Patsy by Nicole Dennis-Benn
Published by: One World Publications
Release Date: July 2019
Genre: Literary Fiction
Source: Publisher (Review Copy)
For Patsy, a visa to America is her ticket to freedom, a passport to the ‘land of opportunity’. She yearns to be reunited with Cicely, her oldest friend and secret lover, but her plans do not include her religious mother or even her young daughter, Tru. As Patsy struggles to survive as an undocumented migrant, Tru grapples with her own questions of identity and sexuality. Can she ever understand, or even forgive, her mother’s decision to leave?
Dancing between the jittery streets of New York and the languid rhythms of Jamaica, Patsy is the story of what it means to be a mother, a daughter, a woman and, ultimately, a survivor. A passionate, moving and fiercely urgent novel tracing threads of love that stretch across years and oceans.

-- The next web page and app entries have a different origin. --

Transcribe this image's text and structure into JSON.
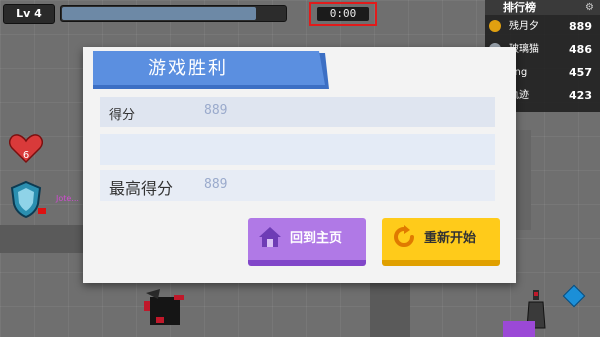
{
  "hud": {
    "level": "Lv 4",
    "xp_progress": 0.86,
    "timer": "0:00"
  },
  "leaderboard": {
    "title": "排行榜",
    "rows": [
      {
        "name": "残月夕",
        "score": "889",
        "rank_color": "#e0a010"
      },
      {
        "name": "玻璃猫",
        "score": "486",
        "rank_color": "#9aa3ad"
      },
      {
        "name": "ling",
        "score": "457",
        "rank_color": "#a86b2d"
      },
      {
        "name": "轨迹",
        "score": "423",
        "rank_color": "#555555"
      }
    ]
  },
  "scene": {
    "heart_count": "6",
    "ghost_name": "Jote..."
  },
  "dialog": {
    "title": "游戏胜利",
    "score_label": "得分",
    "score_value": "889",
    "best_label": "最高得分",
    "best_value": "889",
    "home_button": "回到主页",
    "restart_button": "重新开始"
  },
  "colors": {
    "banner": "#5b8fe0",
    "home_button": "#b079e6",
    "restart_button": "#ffcb1a",
    "timer_highlight": "#e21b1b"
  }
}
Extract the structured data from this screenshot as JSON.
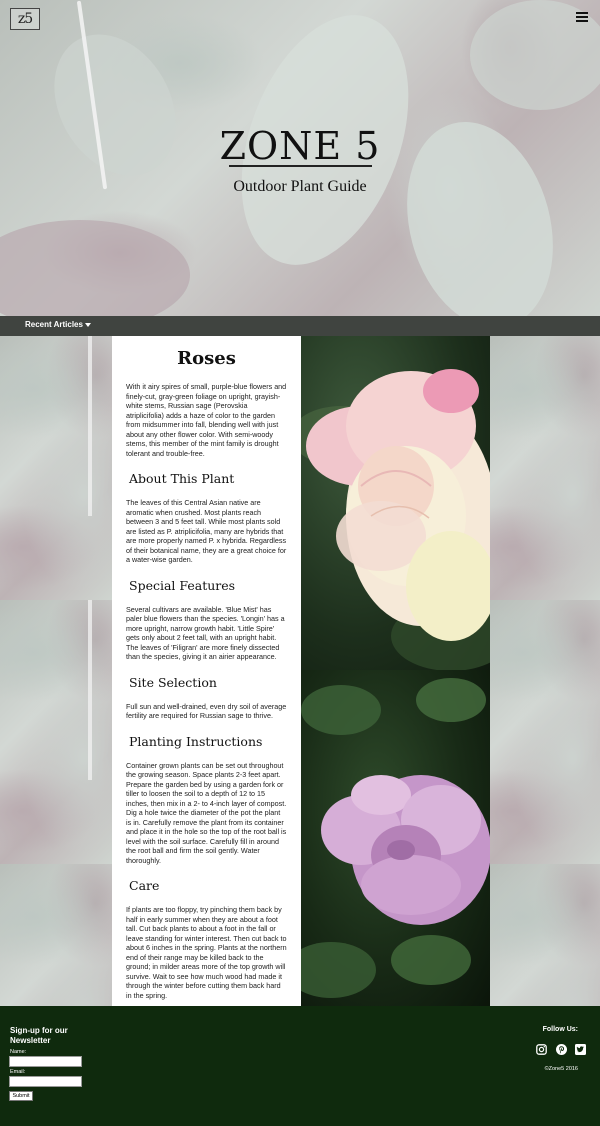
{
  "header": {
    "logo_text": "z5",
    "title": "ZONE 5",
    "subtitle": "Outdoor Plant Guide",
    "menu_icon": "hamburger-menu-icon"
  },
  "nav": {
    "recent_articles_label": "Recent Articles"
  },
  "article": {
    "title": "Roses",
    "intro": "With it airy spires of small, purple-blue flowers and finely-cut, gray-green foliage on upright, grayish-white stems, Russian sage (Perovskia atriplicifolia) adds a haze of color to the garden from midsummer into fall, blending well with just about any other flower color. With semi-woody stems, this member of the mint family is drought tolerant and trouble-free.",
    "sections": [
      {
        "heading": "About This Plant",
        "body": "The leaves of this Central Asian native are aromatic when crushed. Most plants reach between 3 and 5 feet tall. While most plants sold are listed as P. atriplicifolia, many are hybrids that are more properly named P. x hybrida. Regardless of their botanical name, they are a great choice for a water-wise garden."
      },
      {
        "heading": "Special Features",
        "body": "Several cultivars are available. 'Blue Mist' has paler blue flowers than the species. 'Longin' has a more upright, narrow growth habit. 'Little Spire' gets only about 2 feet tall, with an upright habit. The leaves of 'Filigran' are more finely dissected than the species, giving it an airier appearance."
      },
      {
        "heading": "Site Selection",
        "body": "Full sun and well-drained, even dry soil of average fertility are required for Russian sage to thrive."
      },
      {
        "heading": "Planting Instructions",
        "body": "Container grown plants can be set out throughout the growing season. Space plants 2-3 feet apart. Prepare the garden bed by using a garden fork or tiller to loosen the soil to a depth of 12 to 15 inches, then mix in a 2- to 4-inch layer of compost. Dig a hole twice the diameter of the pot the plant is in. Carefully remove the plant from its container and place it in the hole so the top of the root ball is level with the soil surface. Carefully fill in around the root ball and firm the soil gently. Water thoroughly."
      },
      {
        "heading": "Care",
        "body": "If plants are too floppy, try pinching them back by half in early summer when they are about a foot tall. Cut back plants to about a foot in the fall or leave standing for winter interest. Then cut back to about 6 inches in the spring. Plants at the northern end of their range may be killed back to the ground; in milder areas more of the top growth will survive. Wait to see how much wood had made it through the winter before cutting them back hard in the spring."
      }
    ]
  },
  "footer": {
    "signup_title": "Sign-up for our Newsletter",
    "name_label": "Name:",
    "email_label": "Email:",
    "submit_label": "Submit",
    "follow_title": "Follow Us:",
    "social_icons": [
      "instagram-icon",
      "pinterest-icon",
      "twitter-icon"
    ],
    "copyright": "©Zone5 2016"
  },
  "colors": {
    "footer_bg": "#0f2a0d",
    "bar_bg": "#282c28",
    "rose_pink": "#f3c9cf",
    "rose_lavender": "#c894c4"
  }
}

It has taken me an obscene amount of time and belly aching to get to this review and I can only attribute it to being lazy af. Patsy on the other hand has a different set of problems.
Nicole Dennis-Benn in her second novel takes us through the stories of mother and daughter duo, Patsy and Tru, following the decision by mom to leave her daughter in the pursuit of love and greener pastures.
Spoiler Alert: There is no green in the other pasture.
This will come as no surprise to any one who enjoyed Here Comes The Sun. Nicole Dennis-Benn has a way of spinning painfully bleak stories that you can’t seem to stop reading. However, where Here Comes The Sun was crisp, snarky and derpressing, Patsy was slow and just depressing.
I found Tru’s coming of age to be fascinating in itself and I would have read a book with just her in it with no problem. Maybe I just detest Patsy, which is a good thing for NDB, right? She brought a self possessed, childish, insensitive and insufferable character to life beautifully.
Of course, as in HCTS, the characters are what makes Patsy tick. Every single one has a purpose and depth that I imagine is difficult to pull off and as this is a story of love, family, betrayal, prejudices and more, being able to empathize with the people makes it much more valuable.
Read it. It’s a long one and slow in places but as a whole is definitely worth your time and space in your mind.